Sa school, araw-araw ay nakikibaka ako sa mga classmate kong kung hindi valedictorian ay salutatorian o kaya naman ay accelerated sa elementary. Natanggap ako sa isa sa mga public school sa Manila na may malaking populasyon. Noong unang araw ng pasukan ay nagimbal ako sa dami ng mga estudyante. Ang first year ay umabot ng section 33 at bawat section ay may average na 50 students. Sa first year pa lang ay umabot na kami ng mahigit 1,650 na estudyante. Sa pagdaan ng mga taon, unti-unti itong nabawasan.

Pinalad akong mag-qualify sa tinawag nilang star section o Section One. Sa probinsya kasi, wala kaming star section noon sa eskwelahan namin, sapagkat iisa lang naman ang section sa bawat grade level. Haluhalo ang miyembro ng klase namin noon sa probinsya. Magkakasama ang slow learner at fast learner. Magkakasama ang mga nasa tamang gulang at mga 16 at 17 gulang na ngunit nasa Grade 6 pa lang. Ang iba nga sa kanila, pagka-graduate ng elementary ay agad nang nag-asawa.

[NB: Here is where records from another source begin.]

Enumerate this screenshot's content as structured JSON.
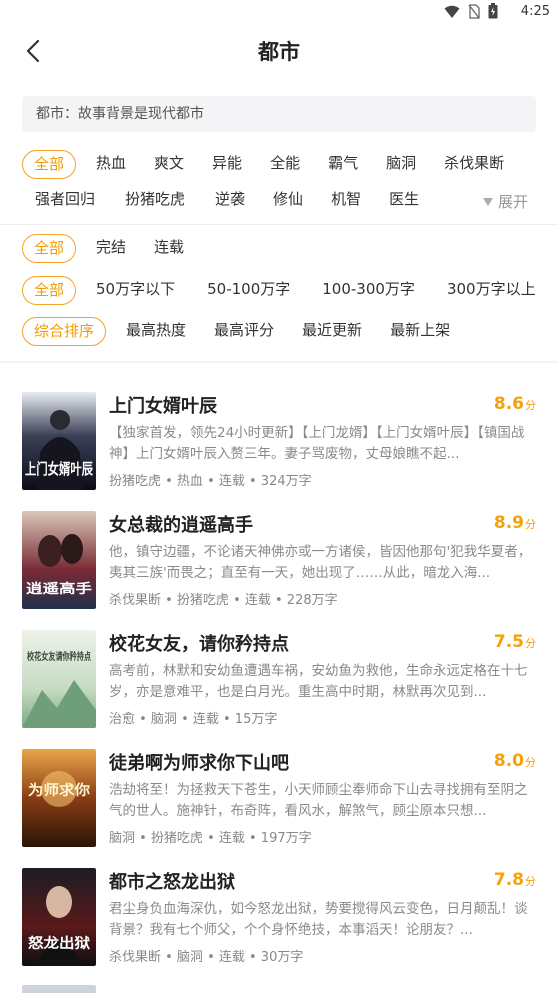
{
  "status": {
    "time": "4:25"
  },
  "header": {
    "title": "都市"
  },
  "description": "都市：故事背景是现代都市",
  "genre_tags": [
    "全部",
    "热血",
    "爽文",
    "异能",
    "全能",
    "霸气",
    "脑洞",
    "杀伐果断",
    "强者回归",
    "扮猪吃虎",
    "逆袭",
    "修仙",
    "机智",
    "医生"
  ],
  "expand_label": "展开",
  "status_filters": [
    "全部",
    "完结",
    "连载"
  ],
  "length_filters": [
    "全部",
    "50万字以下",
    "50-100万字",
    "100-300万字",
    "300万字以上"
  ],
  "sort_filters": [
    "综合排序",
    "最高热度",
    "最高评分",
    "最近更新",
    "最新上架"
  ],
  "score_unit": "分",
  "books": [
    {
      "title": "上门女婿叶辰",
      "score": "8.6",
      "desc": "【独家首发，领先24小时更新】【上门龙婿】【上门女婿叶辰】【镇国战神】上门女婿叶辰入赘三年。妻子骂废物，丈母娘瞧不起...",
      "meta": "扮猪吃虎 • 热血 • 连载 • 324万字",
      "cover_text": "上门女婿叶辰"
    },
    {
      "title": "女总裁的逍遥高手",
      "score": "8.9",
      "desc": "他，镇守边疆，不论诸天神佛亦或一方诸侯，皆因他那句'犯我华夏者，夷其三族'而畏之；直至有一天，她出现了……从此，暗龙入海...",
      "meta": "杀伐果断 • 扮猪吃虎 • 连载 • 228万字",
      "cover_text": "逍遥高手"
    },
    {
      "title": "校花女友，请你矜持点",
      "score": "7.5",
      "desc": "高考前，林默和安幼鱼遭遇车祸，安幼鱼为救他，生命永远定格在十七岁，亦是意难平，也是白月光。重生高中时期，林默再次见到...",
      "meta": "治愈 • 脑洞 • 连载 • 15万字",
      "cover_text": "校花女友请你矜持点"
    },
    {
      "title": "徒弟啊为师求你下山吧",
      "score": "8.0",
      "desc": "浩劫将至！为拯救天下苍生，小天师顾尘奉师命下山去寻找拥有至阴之气的世人。施神针，布奇阵，看风水，解煞气，顾尘原本只想...",
      "meta": "脑洞 • 扮猪吃虎 • 连载 • 197万字",
      "cover_text": "为师求你"
    },
    {
      "title": "都市之怒龙出狱",
      "score": "7.8",
      "desc": "君尘身负血海深仇，如今怒龙出狱，势要搅得风云变色，日月颠乱！谈背景？我有七个师父，个个身怀绝技，本事滔天！论朋友？...",
      "meta": "杀伐果断 • 脑洞 • 连载 • 30万字",
      "cover_text": "怒龙出狱"
    }
  ]
}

Balik tayo sa mga kaklase ko dito sa Maynila. Lahat sila ay marurunong. Lahat yata ay gustong mapunta sa honor roll, parang mga kandidatong nag-aagawan sa pwesto. Ako’y madalas tahimik lang sa klase. Ito ay sa dahilang madalas nila akong bansagang promdi at bisaya. Palibhasa’y bata pa noon kaya kahit paano ay dinamdam ko ang ganung mga panunukso. Ngunit nang lumaon ay hindi ko na rin ito pinansin. Ang tanging nasa isip ko lang ay makatapos ng high school. Unti-unti rin namang nag-mature ang mga kaklase ko at hindi na lang puro honor ang iniisip nila.

Nasa high school ako nang pumutok ang Mt. Pinatubo (O, wag ka ng magkwenta ng edad ko. Alam ko nag-Google ka agad kung kelan pumutok at Mt. Pinatubo hahaha ). Nasa high school din ako nang maganap ang pinakaseryoso at huling coup d’etat laban sa Aquino administration na pinangunahan ng Reform the Armed Forces Movement o RAM (O, sinabi nang wag mag-Google eh!) At the time, hindi pa uso ang celphone. Walang landline sa bahay. The fastest way you could communicate with people far away from you was through telegram. Letters from Manila took 2 to 3 weeks to arrive in Samar. And letters from Samar took the same length of time to arrive in Manila. Madalas, kapag may problema ako sa school o sa tinutuluyan kong bahay, sa simbahan ang takbo ko. Doon ako iiyak, nang iiyak, nang iiyak at magdadasal, magdadasal, at magdadasal. Kung ikaw ay taga-Maynila at mapapadaan ka sa simbahan ng Sto. Niño sa Pandacan, ingiti mo ako sa simbahang iyan na naging kanlungan ko sa loob ng maraming taon.

Sa high school ko natutuhang makibaka sa buhay. Sa high school ako maraming beses na sinubok ng tadhana. Sa high school din ako natutong maging matatag. Sa high school, lalo kong pinagtibay sa sarili ko ang kagustuhan na makapagtapos ng pag-aaral para naman hindi mabalewala ang lahat.

Sa PICC ginanap ang graduation namin nung high school.Mula sa 33 sections noong first year ay naging 28 sections na lamang kami. Kasama ko sina Nanay at Tatay nang umakyat ako ng entablado. At sa araw na iyon ay tuwang-tuwa ako.

Ikinuwento ko ang episode na ito ng buhay ko para kapulutan ng kahit na munting aral, lalo’t kasisimula pa lang ng pasukan.

Una, sa mga magulang at mga taong nagpapaaral, I hope you will take time out para kumustahin ang mga estudyante ninyo after a day in school. I tell you, it matters A LOT to them. Sana’y wag kayong tumigil sa pagtaguyod ng inyong mga mag-aaral

Sa mga mag-aaral na hindi na kinakailangan pang mahiwalay sa pamilya para lang makapag-aral, I hope you’ll feel grateful for that. Hindi madali ang mawalay sa pamilya.

Sa mga mag-aaral naman na katulad kong nawalay sa pamilya, sana’y matutuhan ninyo ang patuloy na pagtitiis at pagpapasensya. Patuloy kayong magsikap.

Alam kong may magtatanong kung nandyan ako sa picture, opo, nandyan ako, pakihanap na lang. Ang makakahanap ay may premyong trip to Boracay Davao Palawan Jerusalem hehehe.

Posted 6 years, 10 months ago at 5:24 pm.

33 comments